For these reasons there is no case for cutting benefits at all. This time Universities UK (UUK – who represent employers in the pension scheme) and UCU are united in their rejection of USS’s proposal to raise contribution rates. The VCs of both Oxford and Cambridge have sent joint letters with their UCU branches to challenge the “flawed” approach of USS. This unity is extending across the sector. There is no need this year for any cut in benefits or increase in staff pension contributions.
At this branch and throughout the sector, UCU looks forward to working with Vice Chancellors to come up with a sustainable approach to maintaining our current pension benefits. The RHUL branch is encouraged that the Principal has already reached out to us, in line with the February 4th call from the UCU nationally for VCs and local branches to work together to retain our current USS pension benefits.

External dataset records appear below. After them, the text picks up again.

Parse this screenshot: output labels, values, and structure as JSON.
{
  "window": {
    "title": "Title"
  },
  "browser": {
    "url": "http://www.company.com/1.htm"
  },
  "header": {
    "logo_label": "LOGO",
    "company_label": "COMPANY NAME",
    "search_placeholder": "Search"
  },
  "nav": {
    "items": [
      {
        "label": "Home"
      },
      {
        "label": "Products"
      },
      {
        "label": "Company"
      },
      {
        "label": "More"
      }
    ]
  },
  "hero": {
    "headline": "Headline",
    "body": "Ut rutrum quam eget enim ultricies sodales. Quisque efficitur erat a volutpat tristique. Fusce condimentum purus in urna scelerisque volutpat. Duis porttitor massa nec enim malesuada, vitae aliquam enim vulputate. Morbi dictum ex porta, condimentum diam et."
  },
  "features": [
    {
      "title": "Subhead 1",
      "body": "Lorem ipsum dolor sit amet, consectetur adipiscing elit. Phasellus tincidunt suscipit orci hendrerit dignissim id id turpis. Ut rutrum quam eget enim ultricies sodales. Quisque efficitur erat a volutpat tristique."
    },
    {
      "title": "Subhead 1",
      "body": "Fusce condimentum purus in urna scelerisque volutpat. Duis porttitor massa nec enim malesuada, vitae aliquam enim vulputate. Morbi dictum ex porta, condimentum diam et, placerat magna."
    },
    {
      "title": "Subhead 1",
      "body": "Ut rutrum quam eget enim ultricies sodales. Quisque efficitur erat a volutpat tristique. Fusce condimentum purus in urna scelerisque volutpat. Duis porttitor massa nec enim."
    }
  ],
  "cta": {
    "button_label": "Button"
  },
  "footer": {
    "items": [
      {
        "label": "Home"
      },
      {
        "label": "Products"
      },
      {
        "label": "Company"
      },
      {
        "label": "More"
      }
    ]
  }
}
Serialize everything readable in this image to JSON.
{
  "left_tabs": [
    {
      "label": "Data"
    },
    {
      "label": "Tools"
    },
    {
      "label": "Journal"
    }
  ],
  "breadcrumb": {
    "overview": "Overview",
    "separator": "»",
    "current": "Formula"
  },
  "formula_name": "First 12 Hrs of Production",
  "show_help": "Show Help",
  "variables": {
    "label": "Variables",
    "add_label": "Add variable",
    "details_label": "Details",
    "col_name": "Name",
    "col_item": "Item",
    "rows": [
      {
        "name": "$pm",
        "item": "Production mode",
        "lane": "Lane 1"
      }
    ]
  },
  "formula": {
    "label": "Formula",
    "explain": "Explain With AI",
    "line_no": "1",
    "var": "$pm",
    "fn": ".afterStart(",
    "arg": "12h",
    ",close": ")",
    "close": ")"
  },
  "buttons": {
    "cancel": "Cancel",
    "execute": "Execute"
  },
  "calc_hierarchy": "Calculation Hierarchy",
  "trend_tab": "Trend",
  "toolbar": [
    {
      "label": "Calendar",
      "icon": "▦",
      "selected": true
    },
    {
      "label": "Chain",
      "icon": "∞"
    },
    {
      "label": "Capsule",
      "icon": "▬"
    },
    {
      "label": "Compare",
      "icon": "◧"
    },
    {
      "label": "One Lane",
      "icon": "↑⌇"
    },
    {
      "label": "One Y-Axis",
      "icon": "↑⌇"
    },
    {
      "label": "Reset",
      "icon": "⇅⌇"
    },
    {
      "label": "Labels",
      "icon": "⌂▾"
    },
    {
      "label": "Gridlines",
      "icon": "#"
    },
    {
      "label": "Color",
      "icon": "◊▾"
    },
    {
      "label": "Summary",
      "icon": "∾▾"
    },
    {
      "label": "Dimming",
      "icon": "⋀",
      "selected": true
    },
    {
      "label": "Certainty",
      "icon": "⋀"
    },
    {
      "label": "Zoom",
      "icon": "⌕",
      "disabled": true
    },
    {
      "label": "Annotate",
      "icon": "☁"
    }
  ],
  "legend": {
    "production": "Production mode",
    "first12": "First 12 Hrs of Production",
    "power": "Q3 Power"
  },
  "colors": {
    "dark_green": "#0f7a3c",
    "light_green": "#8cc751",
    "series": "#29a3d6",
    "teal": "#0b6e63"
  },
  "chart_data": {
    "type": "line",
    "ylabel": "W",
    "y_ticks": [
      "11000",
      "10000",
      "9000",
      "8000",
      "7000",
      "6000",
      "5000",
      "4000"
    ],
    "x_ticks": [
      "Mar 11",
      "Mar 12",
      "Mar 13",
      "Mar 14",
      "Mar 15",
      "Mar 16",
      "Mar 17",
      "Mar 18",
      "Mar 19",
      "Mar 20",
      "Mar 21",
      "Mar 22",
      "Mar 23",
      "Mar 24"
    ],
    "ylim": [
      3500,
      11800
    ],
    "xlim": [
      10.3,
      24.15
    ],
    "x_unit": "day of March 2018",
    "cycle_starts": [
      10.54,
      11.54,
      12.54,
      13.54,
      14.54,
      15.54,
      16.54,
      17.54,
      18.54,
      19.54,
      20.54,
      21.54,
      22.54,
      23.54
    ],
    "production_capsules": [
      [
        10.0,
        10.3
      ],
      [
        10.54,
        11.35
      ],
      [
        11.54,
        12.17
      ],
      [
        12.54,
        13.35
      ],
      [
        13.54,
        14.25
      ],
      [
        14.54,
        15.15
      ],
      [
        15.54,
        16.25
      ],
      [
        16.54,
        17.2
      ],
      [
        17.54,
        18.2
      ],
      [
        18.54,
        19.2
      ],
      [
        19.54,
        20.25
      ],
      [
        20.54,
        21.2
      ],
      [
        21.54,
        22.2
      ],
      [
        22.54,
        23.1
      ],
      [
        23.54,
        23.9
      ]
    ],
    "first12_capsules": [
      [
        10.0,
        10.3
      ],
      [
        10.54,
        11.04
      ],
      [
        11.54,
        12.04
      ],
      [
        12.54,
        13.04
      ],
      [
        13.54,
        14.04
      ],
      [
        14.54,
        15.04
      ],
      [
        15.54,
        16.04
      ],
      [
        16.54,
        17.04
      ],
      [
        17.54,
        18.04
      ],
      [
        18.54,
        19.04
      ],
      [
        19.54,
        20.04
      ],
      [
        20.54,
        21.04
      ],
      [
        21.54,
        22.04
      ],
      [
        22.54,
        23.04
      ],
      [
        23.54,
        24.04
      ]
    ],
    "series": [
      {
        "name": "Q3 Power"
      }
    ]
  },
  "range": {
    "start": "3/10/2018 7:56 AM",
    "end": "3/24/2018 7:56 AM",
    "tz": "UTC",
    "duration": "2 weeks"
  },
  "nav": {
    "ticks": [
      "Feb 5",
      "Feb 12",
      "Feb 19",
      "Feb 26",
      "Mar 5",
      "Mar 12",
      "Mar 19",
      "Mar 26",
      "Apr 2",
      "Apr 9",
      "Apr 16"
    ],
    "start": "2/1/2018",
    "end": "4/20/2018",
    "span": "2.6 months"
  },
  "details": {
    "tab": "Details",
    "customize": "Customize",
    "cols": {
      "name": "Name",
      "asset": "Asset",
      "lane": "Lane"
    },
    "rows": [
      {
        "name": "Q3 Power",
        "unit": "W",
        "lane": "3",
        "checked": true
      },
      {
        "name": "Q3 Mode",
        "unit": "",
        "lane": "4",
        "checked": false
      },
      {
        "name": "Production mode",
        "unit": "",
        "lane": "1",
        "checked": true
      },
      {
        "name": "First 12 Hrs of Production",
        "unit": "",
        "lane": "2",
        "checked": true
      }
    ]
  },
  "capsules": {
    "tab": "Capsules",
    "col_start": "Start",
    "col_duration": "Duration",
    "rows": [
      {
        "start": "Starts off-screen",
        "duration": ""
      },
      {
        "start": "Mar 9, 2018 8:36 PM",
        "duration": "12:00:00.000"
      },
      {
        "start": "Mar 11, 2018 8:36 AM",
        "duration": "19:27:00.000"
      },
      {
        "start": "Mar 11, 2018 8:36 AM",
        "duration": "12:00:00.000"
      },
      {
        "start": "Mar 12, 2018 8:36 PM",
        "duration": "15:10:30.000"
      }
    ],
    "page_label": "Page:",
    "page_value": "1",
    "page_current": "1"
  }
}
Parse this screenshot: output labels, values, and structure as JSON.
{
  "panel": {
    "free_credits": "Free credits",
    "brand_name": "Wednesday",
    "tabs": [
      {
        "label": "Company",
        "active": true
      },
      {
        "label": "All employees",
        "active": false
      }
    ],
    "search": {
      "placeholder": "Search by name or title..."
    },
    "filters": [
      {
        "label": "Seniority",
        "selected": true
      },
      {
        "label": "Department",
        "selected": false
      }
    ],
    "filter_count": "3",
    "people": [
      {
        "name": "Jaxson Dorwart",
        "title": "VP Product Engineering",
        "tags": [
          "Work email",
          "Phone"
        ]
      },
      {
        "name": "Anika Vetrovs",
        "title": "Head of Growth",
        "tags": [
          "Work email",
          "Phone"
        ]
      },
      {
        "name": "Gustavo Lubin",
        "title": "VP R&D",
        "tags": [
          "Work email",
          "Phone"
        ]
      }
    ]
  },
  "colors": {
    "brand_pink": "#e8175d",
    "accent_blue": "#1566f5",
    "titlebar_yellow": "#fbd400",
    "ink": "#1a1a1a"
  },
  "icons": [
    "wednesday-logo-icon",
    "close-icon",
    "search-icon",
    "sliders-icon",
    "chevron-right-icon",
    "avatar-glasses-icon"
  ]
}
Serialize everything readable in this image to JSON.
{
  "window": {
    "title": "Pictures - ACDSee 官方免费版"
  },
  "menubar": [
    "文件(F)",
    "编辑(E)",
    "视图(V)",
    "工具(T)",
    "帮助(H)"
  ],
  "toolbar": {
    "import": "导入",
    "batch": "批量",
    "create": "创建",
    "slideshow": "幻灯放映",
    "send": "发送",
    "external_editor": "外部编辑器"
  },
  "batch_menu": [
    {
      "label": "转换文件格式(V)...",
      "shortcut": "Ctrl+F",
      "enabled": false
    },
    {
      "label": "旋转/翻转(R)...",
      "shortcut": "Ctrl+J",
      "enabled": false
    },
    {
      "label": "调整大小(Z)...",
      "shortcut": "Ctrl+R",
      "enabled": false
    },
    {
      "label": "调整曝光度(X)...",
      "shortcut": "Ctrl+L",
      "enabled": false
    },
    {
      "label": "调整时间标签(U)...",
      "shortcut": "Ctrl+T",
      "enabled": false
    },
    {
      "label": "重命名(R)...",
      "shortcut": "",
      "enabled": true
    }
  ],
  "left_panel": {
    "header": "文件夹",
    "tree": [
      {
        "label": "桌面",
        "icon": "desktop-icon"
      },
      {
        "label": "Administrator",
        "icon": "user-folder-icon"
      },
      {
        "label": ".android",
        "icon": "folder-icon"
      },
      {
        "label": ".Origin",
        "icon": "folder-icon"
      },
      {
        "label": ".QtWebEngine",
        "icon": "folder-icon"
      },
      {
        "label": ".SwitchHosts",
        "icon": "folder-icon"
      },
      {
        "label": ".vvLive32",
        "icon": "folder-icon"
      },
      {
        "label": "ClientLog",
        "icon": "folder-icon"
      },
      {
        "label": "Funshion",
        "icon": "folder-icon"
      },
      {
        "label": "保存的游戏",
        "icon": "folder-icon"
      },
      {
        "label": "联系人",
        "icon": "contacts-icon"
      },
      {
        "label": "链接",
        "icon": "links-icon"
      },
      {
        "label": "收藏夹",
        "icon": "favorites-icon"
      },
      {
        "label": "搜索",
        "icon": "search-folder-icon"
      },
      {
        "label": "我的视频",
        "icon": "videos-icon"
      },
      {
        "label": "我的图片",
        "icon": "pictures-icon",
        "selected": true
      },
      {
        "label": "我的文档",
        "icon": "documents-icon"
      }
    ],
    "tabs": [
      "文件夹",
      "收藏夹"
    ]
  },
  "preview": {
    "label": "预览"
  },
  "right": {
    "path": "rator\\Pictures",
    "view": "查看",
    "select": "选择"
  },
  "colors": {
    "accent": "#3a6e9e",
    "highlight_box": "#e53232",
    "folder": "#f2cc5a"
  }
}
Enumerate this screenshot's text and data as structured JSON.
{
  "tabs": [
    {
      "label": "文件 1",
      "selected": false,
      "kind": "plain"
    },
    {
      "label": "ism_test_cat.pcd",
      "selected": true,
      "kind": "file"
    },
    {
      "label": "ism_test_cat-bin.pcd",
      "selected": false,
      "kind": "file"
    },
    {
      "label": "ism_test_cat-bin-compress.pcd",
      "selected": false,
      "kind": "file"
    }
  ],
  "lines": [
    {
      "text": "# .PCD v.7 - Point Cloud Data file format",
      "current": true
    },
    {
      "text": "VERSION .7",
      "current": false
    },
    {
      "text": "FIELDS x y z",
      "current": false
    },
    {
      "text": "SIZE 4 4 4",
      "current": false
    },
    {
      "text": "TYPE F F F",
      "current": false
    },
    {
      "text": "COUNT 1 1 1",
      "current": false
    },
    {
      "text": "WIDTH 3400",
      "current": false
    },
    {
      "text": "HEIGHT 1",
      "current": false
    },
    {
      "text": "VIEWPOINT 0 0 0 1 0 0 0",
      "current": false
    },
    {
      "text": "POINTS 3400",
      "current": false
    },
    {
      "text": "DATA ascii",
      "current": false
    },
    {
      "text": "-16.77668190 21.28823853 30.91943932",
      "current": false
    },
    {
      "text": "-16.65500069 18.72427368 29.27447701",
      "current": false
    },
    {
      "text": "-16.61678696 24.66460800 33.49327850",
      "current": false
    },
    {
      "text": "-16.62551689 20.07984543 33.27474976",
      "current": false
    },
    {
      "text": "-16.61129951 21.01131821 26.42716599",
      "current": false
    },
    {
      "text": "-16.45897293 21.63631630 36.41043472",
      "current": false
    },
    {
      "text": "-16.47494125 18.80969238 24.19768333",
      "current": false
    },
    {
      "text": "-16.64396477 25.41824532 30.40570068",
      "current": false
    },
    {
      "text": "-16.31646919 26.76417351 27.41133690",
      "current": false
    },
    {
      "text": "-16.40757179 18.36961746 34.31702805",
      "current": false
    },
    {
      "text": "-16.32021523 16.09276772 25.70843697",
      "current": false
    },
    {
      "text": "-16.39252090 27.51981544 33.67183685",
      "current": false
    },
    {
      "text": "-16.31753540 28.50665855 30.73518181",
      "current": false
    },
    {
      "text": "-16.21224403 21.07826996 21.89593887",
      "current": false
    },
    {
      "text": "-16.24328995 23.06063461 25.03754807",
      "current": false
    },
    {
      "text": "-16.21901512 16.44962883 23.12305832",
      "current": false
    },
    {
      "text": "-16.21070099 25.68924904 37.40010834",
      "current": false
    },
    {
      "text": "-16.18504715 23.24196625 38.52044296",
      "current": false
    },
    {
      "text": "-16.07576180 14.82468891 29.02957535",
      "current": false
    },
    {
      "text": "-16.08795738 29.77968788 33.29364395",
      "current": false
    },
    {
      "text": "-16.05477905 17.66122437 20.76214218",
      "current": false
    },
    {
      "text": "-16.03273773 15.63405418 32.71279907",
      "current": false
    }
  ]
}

Keen to know more? If you signed up for the USS scheme webinar last week you could be as disappointed as a certain RHUL-UCU Branch officer. Questions for the USS CEO and Chair had to be submitted in advance and were closely vetted to protect them from probing or criticism. Pensions can be tricky to understand and this year in particular most of us are too busy to engage with a lot of literature about the pension scheme. Dr Sam Marsh, a mathematician from the University of Sheffield and a UCU pension negotiator, has made a series of videos explaining why the scheme is robust and extra contributions are unnecessary. This fifteen-minute film is a good first step; it highlights the incredible asset growth the scheme has achieved, outperforming forecasts from 2008 when university staff in USS enjoyed final salary pensions on a joint contribution rate of 26%, but despite this USS managers have continued to underestimate the scheme’s strength. Marsh also provides further recommended sources on this issue.
UCU Branch reps have begun to hold a series of meetings to discuss how we might resist calls for (unaffordable) contributions. A number of suggestions have been shared, including a legal challenge to USS, joint pressure on USS from UCU and our employers (individually and as UUK) and finally, if necessary, strike action. If you would like to get more involved in activism in UCU, on pensions, workloads, anti-racism and many other fronts, you can sign up for on-line meetings here.
Locally we hope to organise a local meeting shortly to discuss USS, with a UCU elected official who specialises in pensions, so look out for an email with details soon.
Posted on behalf of members of RHUL-UCU Branch Committee
Reminder: the Branch will be holding a General Meeting on Wednesday 17th March at 1pm – come along to hear about the other work we are doing around health & safety, workload, and plenty more!